§ **EXERCISE GOAL**
With nothing added or dropped, copy the data that follows exactly.

┌─ SOURCE MATERIAL

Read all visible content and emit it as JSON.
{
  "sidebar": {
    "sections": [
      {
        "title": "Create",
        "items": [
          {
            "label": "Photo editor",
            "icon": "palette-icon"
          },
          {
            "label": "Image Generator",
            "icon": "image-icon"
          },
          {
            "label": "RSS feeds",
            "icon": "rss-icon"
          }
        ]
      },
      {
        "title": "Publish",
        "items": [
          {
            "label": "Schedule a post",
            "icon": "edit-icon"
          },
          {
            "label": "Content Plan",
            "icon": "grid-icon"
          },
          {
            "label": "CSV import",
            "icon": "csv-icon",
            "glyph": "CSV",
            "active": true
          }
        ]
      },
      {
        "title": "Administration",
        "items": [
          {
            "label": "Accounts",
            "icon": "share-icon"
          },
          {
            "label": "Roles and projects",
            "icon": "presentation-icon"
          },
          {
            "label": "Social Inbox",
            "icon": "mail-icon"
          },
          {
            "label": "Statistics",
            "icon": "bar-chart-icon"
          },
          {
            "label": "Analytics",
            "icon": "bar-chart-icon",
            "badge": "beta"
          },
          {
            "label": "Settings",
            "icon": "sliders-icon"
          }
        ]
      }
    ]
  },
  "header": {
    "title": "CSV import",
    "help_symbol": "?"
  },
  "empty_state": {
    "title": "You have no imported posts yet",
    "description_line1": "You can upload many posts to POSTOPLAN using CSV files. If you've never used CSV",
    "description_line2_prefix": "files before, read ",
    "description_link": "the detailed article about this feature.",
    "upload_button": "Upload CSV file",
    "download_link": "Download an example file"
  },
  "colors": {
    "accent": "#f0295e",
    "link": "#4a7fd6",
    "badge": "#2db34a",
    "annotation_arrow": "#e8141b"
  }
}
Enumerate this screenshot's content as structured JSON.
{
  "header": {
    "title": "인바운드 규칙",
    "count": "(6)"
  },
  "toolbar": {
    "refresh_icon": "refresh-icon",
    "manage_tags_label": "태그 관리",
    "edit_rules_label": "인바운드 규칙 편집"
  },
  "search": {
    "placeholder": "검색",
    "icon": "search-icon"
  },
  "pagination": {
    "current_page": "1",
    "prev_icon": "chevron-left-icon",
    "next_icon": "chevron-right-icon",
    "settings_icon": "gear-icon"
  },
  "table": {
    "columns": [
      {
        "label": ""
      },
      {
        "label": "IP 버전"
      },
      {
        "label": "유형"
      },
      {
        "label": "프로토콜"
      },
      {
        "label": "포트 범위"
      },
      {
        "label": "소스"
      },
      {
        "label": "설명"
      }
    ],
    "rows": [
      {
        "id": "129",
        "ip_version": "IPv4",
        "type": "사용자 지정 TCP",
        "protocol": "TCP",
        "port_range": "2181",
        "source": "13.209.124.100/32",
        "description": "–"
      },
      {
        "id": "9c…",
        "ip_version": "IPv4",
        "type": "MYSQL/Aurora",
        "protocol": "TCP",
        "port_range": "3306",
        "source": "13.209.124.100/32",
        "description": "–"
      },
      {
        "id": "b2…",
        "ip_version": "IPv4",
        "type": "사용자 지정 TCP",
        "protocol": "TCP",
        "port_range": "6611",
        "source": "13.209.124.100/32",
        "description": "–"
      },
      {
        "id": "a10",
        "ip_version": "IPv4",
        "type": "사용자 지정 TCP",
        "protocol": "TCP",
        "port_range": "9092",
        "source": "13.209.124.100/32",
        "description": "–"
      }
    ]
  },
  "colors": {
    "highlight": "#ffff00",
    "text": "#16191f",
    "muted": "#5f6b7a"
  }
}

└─

§ **WRITTEN ANSWER**
Read all visible content and emit it as JSON.
{
  "sidebar": {
    "sections": [
      {
        "title": "Create",
        "items": [
          {
            "label": "Photo editor",
            "icon": "palette-icon"
          },
          {
            "label": "Image Generator",
            "icon": "image-icon"
          },
          {
            "label": "RSS feeds",
            "icon": "rss-icon"
          }
        ]
      },
      {
        "title": "Publish",
        "items": [
          {
            "label": "Schedule a post",
            "icon": "edit-icon"
          },
          {
            "label": "Content Plan",
            "icon": "grid-icon"
          },
          {
            "label": "CSV import",
            "icon": "csv-icon",
            "glyph": "CSV",
            "active": true
          }
        ]
      },
      {
        "title": "Administration",
        "items": [
          {
            "label": "Accounts",
            "icon": "share-icon"
          },
          {
            "label": "Roles and projects",
            "icon": "presentation-icon"
          },
          {
            "label": "Social Inbox",
            "icon": "mail-icon"
          },
          {
            "label": "Statistics",
            "icon": "bar-chart-icon"
          },
          {
            "label": "Analytics",
            "icon": "bar-chart-icon",
            "badge": "beta"
          },
          {
            "label": "Settings",
            "icon": "sliders-icon"
          }
        ]
      }
    ]
  },
  "header": {
    "title": "CSV import",
    "help_symbol": "?"
  },
  "empty_state": {
    "title": "You have no imported posts yet",
    "description_line1": "You can upload many posts to POSTOPLAN using CSV files. If you've never used CSV",
    "description_line2_prefix": "files before, read ",
    "description_link": "the detailed article about this feature.",
    "upload_button": "Upload CSV file",
    "download_link": "Download an example file"
  },
  "colors": {
    "accent": "#f0295e",
    "link": "#4a7fd6",
    "badge": "#2db34a",
    "annotation_arrow": "#e8141b"
  }
}
Enumerate this screenshot's content as structured JSON.
{
  "header": {
    "title": "인바운드 규칙",
    "count": "(6)"
  },
  "toolbar": {
    "refresh_icon": "refresh-icon",
    "manage_tags_label": "태그 관리",
    "edit_rules_label": "인바운드 규칙 편집"
  },
  "search": {
    "placeholder": "검색",
    "icon": "search-icon"
  },
  "pagination": {
    "current_page": "1",
    "prev_icon": "chevron-left-icon",
    "next_icon": "chevron-right-icon",
    "settings_icon": "gear-icon"
  },
  "table": {
    "columns": [
      {
        "label": ""
      },
      {
        "label": "IP 버전"
      },
      {
        "label": "유형"
      },
      {
        "label": "프로토콜"
      },
      {
        "label": "포트 범위"
      },
      {
        "label": "소스"
      },
      {
        "label": "설명"
      }
    ],
    "rows": [
      {
        "id": "129",
        "ip_version": "IPv4",
        "type": "사용자 지정 TCP",
        "protocol": "TCP",
        "port_range": "2181",
        "source": "13.209.124.100/32",
        "description": "–"
      },
      {
        "id": "9c…",
        "ip_version": "IPv4",
        "type": "MYSQL/Aurora",
        "protocol": "TCP",
        "port_range": "3306",
        "source": "13.209.124.100/32",
        "description": "–"
      },
      {
        "id": "b2…",
        "ip_version": "IPv4",
        "type": "사용자 지정 TCP",
        "protocol": "TCP",
        "port_range": "6611",
        "source": "13.209.124.100/32",
        "description": "–"
      },
      {
        "id": "a10",
        "ip_version": "IPv4",
        "type": "사용자 지정 TCP",
        "protocol": "TCP",
        "port_range": "9092",
        "source": "13.209.124.100/32",
        "description": "–"
      }
    ]
  },
  "colors": {
    "highlight": "#ffff00",
    "text": "#16191f",
    "muted": "#5f6b7a"
  }
}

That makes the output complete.